I met Allison Cook the fall of my sophomore year. She sat next to me in my dorm’s shabby basement and asked me question after question after question while maintaining an intensity of eye contact that I’ve never encountered before or since. Under Allison’s gaze, I felt myself magnified, sharpened, and translated into Technicolor. Her inexhaustible interest made me feel inexhaustibly interesting. She kissed me as we lay on the heated pavement in front of the rare books library on a warm October night. I was shocked by the softness of her lips. I was shocked to discover that I wasn’t shocked that I wanted to kiss her again.
A week later, Allison asked if we could talk. She told me that she didn’t want to get involved in a relationship. I told her that she shouldn’t assume I wanted a relationship (of course I did), and why couldn’t we just see where this went? She said no.
But there it was. Finally, proof. I, Sophie Mendelson, liked girls. And even though I was crushed by Allison’s rejection, I was also exhilarated. Bisexual—now this word fit. Now it was mine.
And so I stopped saying nothing.
First, I told my roommates. “Oh,” they said, “that’s cool.”
Then I told my parents. They said, “Oh! Okay.” Then I told my sister. She said, “Uh-huh.”
The universe proceeded with its business, so I proceeded with mine.
Junior year, I went to Thailand and there I met Sarah Decker, another student in my study abroad program. On weekday mornings we’d walk to the only espresso shop in Chiang Mai and sweat in the humidity as we sipped our steaming Americanos and held hands under the table because homosexuality was illegal in Thailand. I admired her arms—lean and muscular— and the way she made little kids laugh. We slept next to each other in a twin bed with lime green sheets covered in a repeating motif of cartoon puppies and the printed words “happy maggot.”
Having a girlfriend made my new identity even more real, and I loved it. Her hand on my back—proof. Making out on the fire escape—proof. Opening my book to find a folded note signed, “Love, Sarah”—proof. But at a certain point, I stopped making lists. I stopped caring about evidence. I started signing my notes, “Love, Sophie.”
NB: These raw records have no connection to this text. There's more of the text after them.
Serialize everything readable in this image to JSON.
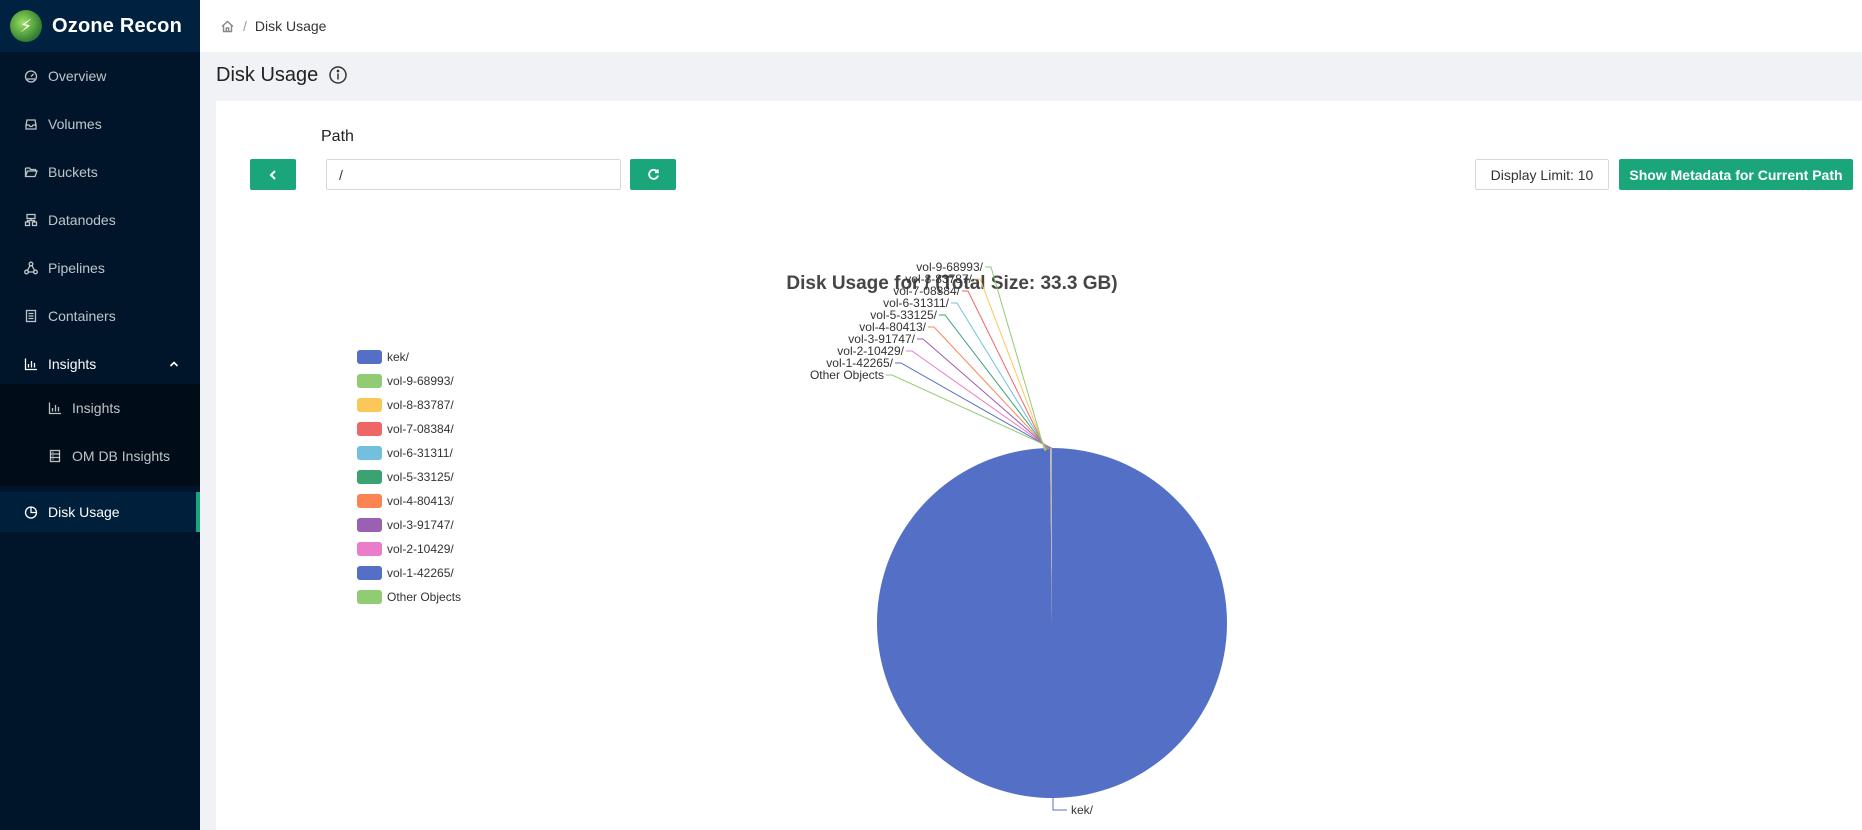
{
  "app": {
    "title": "Ozone Recon",
    "logo_glyph": "⚡"
  },
  "sidebar": {
    "items": [
      {
        "label": "Overview",
        "icon": "dashboard-icon"
      },
      {
        "label": "Volumes",
        "icon": "inbox-icon"
      },
      {
        "label": "Buckets",
        "icon": "folder-open-icon"
      },
      {
        "label": "Datanodes",
        "icon": "cluster-icon"
      },
      {
        "label": "Pipelines",
        "icon": "deployment-unit-icon"
      },
      {
        "label": "Containers",
        "icon": "container-icon"
      },
      {
        "label": "Insights",
        "icon": "bar-chart-icon",
        "expanded": true
      },
      {
        "label": "Insights",
        "icon": "bar-chart-icon",
        "sub": true
      },
      {
        "label": "OM DB Insights",
        "icon": "database-icon",
        "sub": true
      },
      {
        "label": "Disk Usage",
        "icon": "pie-chart-icon",
        "selected": true
      }
    ]
  },
  "breadcrumb": {
    "home_icon": "home-icon",
    "separator": "/",
    "current": "Disk Usage"
  },
  "page": {
    "title": "Disk Usage",
    "info_icon": "info-circle-icon"
  },
  "controls": {
    "path_label": "Path",
    "path_value": "/",
    "back_icon": "chevron-left-icon",
    "refresh_icon": "reload-icon",
    "display_limit_label": "Display Limit: 10",
    "metadata_button_label": "Show Metadata for Current Path",
    "accent_color": "#1aa57a"
  },
  "chart_data": {
    "type": "pie",
    "title": "Disk Usage for / (Total Size: 33.3 GB)",
    "legend_placement": "left",
    "categories": [
      "kek/",
      "vol-9-68993/",
      "vol-8-83787/",
      "vol-7-08384/",
      "vol-6-31311/",
      "vol-5-33125/",
      "vol-4-80413/",
      "vol-3-91747/",
      "vol-2-10429/",
      "vol-1-42265/",
      "Other Objects"
    ],
    "values": [
      33.24,
      0.006,
      0.006,
      0.006,
      0.006,
      0.006,
      0.006,
      0.006,
      0.006,
      0.006,
      0.006
    ],
    "colors": [
      "#5470c6",
      "#91cc75",
      "#fac858",
      "#ee6666",
      "#73c0de",
      "#3ba272",
      "#fc8452",
      "#9a60b4",
      "#ea7ccc",
      "#5470c6",
      "#91cc75"
    ],
    "value_unit": "GB"
  }
}
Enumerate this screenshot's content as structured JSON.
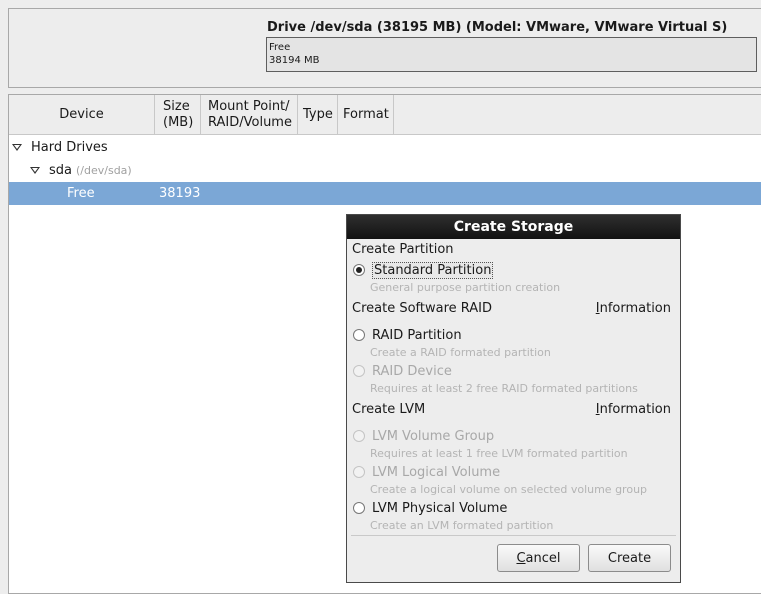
{
  "drive": {
    "title": "Drive /dev/sda (38195 MB) (Model: VMware, VMware Virtual S)",
    "bar": {
      "label": "Free",
      "size": "38194 MB"
    }
  },
  "columns": {
    "device": "Device",
    "size_line1": "Size",
    "size_line2": "(MB)",
    "mount_line1": "Mount Point/",
    "mount_line2": "RAID/Volume",
    "type": "Type",
    "format": "Format"
  },
  "tree": {
    "hard_drives": "Hard Drives",
    "sda": {
      "name": "sda",
      "path": "(/dev/sda)"
    },
    "free": {
      "name": "Free",
      "size": "38193"
    }
  },
  "dialog": {
    "title": "Create Storage",
    "partition_section": "Create Partition",
    "standard_partition": {
      "label": "Standard Partition",
      "desc": "General purpose partition creation"
    },
    "raid_section": "Create Software RAID",
    "raid_info": "Information",
    "raid_partition": {
      "label": "RAID Partition",
      "desc": "Create a RAID formated partition"
    },
    "raid_device": {
      "label": "RAID Device",
      "desc": "Requires at least 2 free RAID formated partitions"
    },
    "lvm_section": "Create LVM",
    "lvm_info": "Information",
    "lvm_volume_group": {
      "label": "LVM Volume Group",
      "desc": "Requires at least 1 free LVM formated partition"
    },
    "lvm_logical_volume": {
      "label": "LVM Logical Volume",
      "desc": "Create a logical volume on selected volume group"
    },
    "lvm_physical_volume": {
      "label": "LVM Physical Volume",
      "desc": "Create an LVM formated partition"
    },
    "cancel": "Cancel",
    "create": "Create"
  },
  "colors": {
    "selection": "#7ba7d6",
    "titlebar": "#1e1e1e"
  }
}
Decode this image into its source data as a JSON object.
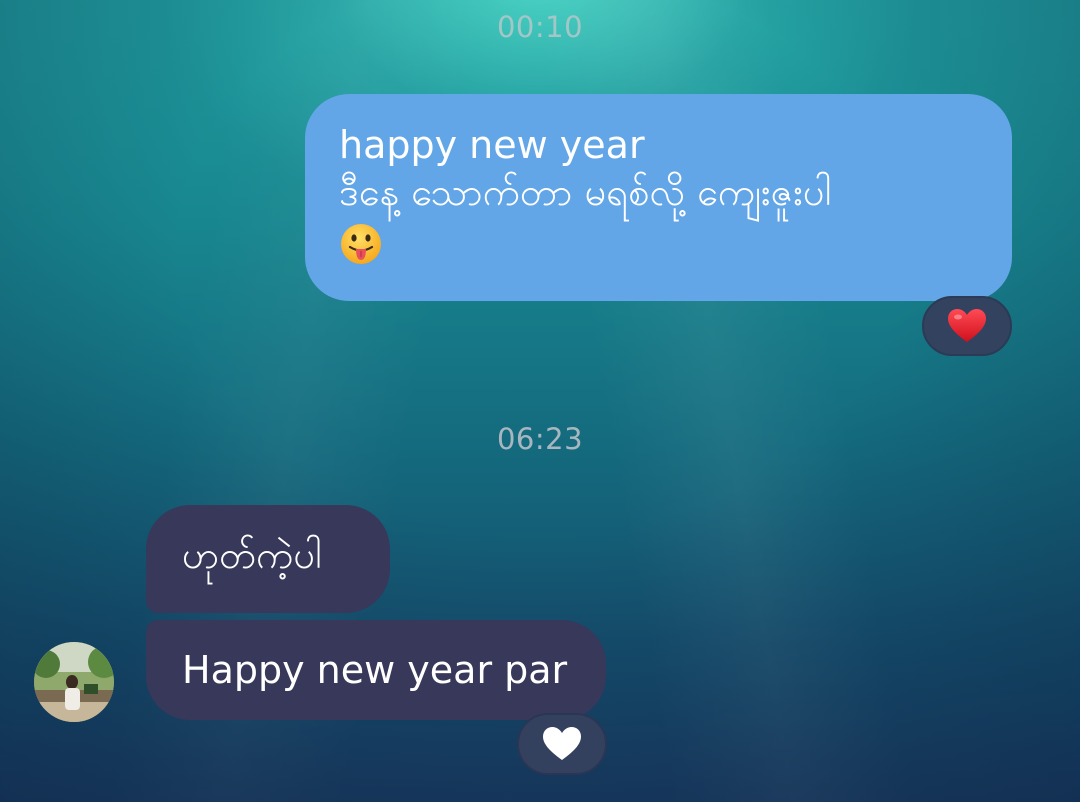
{
  "chat": {
    "messages_group_1": {
      "timestamp": "00:10",
      "sent_message": {
        "line1": "happy new year",
        "line2": "ဒီနေ့ သောက်တာ မရစ်လို့ ကျေးဇူးပါ",
        "emoji": "face-with-tongue-emoji",
        "reaction": "red-heart-icon"
      }
    },
    "messages_group_2": {
      "timestamp": "06:23",
      "received_messages": [
        {
          "text": "ဟုတ်ကဲ့ပါ"
        },
        {
          "text": "Happy new year par",
          "reaction": "white-heart-icon"
        }
      ]
    }
  },
  "colors": {
    "sent_bubble": "#62a6e8",
    "received_bubble": "#37385a",
    "reaction_pill": "#33435f",
    "timestamp_text": "#a8b7bf",
    "heart_red": "#e2222e",
    "heart_white": "#ffffff"
  }
}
Now, in the ping-pong volley of my relationship history, I’m seeing another boy. He knows I’m bi because these days, I don’t say nothing. I have plenty of proof, but that’s not what matters. When he asked me how I realized I wasn’t straight, I said— “I had a feeling.” A feeling, I’ve decided, is enough.
*All of the names in this essay have been changed.